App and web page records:

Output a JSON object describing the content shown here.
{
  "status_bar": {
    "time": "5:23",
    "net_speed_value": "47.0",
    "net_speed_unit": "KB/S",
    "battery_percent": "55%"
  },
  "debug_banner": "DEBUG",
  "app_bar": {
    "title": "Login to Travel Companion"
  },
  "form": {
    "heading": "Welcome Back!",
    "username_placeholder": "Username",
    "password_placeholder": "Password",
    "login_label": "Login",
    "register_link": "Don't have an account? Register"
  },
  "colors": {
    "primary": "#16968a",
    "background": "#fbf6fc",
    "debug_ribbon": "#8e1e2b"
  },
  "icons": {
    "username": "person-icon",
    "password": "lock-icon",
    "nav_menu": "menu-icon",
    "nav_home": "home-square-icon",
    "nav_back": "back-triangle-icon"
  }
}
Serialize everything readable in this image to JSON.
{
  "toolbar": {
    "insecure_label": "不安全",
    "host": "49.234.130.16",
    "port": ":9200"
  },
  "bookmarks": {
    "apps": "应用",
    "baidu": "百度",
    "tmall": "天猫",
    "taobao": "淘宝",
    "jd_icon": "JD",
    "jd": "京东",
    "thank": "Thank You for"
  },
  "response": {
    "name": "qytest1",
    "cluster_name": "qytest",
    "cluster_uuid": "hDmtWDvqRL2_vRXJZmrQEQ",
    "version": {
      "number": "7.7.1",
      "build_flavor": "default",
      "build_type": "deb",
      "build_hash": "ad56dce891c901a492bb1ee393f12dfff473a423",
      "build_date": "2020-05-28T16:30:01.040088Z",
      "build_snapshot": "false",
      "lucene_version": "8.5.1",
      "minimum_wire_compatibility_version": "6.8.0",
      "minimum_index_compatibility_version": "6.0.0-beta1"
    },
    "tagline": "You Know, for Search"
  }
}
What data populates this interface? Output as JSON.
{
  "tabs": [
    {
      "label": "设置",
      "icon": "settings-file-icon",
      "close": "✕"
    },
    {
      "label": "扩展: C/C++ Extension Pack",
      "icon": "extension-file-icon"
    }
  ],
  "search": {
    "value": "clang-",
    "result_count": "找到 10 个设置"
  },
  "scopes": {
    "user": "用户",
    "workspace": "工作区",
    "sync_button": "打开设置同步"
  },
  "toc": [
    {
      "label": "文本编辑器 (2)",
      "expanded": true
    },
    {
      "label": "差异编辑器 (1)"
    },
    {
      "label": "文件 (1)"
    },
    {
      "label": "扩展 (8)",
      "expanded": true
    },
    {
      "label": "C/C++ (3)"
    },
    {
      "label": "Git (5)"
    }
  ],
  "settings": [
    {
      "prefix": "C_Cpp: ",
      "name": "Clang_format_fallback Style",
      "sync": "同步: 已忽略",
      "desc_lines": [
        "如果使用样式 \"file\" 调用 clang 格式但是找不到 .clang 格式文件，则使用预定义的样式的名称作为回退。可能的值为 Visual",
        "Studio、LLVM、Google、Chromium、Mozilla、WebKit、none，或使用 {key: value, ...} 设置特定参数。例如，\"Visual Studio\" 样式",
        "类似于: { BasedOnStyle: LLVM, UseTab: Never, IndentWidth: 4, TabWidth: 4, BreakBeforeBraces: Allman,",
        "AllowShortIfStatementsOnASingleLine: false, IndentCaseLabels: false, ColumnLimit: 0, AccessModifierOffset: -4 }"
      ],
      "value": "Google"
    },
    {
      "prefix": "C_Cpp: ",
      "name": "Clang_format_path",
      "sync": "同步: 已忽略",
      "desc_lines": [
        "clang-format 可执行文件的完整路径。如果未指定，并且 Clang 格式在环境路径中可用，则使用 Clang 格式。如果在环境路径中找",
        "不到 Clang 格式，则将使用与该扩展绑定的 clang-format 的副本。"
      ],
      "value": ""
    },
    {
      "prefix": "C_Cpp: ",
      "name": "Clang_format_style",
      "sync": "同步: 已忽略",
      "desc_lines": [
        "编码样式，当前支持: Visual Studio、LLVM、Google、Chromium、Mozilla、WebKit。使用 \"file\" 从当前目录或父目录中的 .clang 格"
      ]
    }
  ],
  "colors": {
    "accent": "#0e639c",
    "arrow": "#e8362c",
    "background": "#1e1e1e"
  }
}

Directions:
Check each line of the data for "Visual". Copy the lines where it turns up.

Response to this exercise:
        "如果使用样式 \"file\" 调用 clang 格式但是找不到 .clang 格式文件，则使用预定义的样式的名称作为回退。可能的值为 Visual",
        "Studio、LLVM、Google、Chromium、Mozilla、WebKit、none，或使用 {key: value, ...} 设置特定参数。例如，\"Visual Studio\" 样式",
        "编码样式，当前支持: Visual Studio、LLVM、Google、Chromium、Mozilla、WebKit。使用 \"file\" 从当前目录或父目录中的 .clang 格"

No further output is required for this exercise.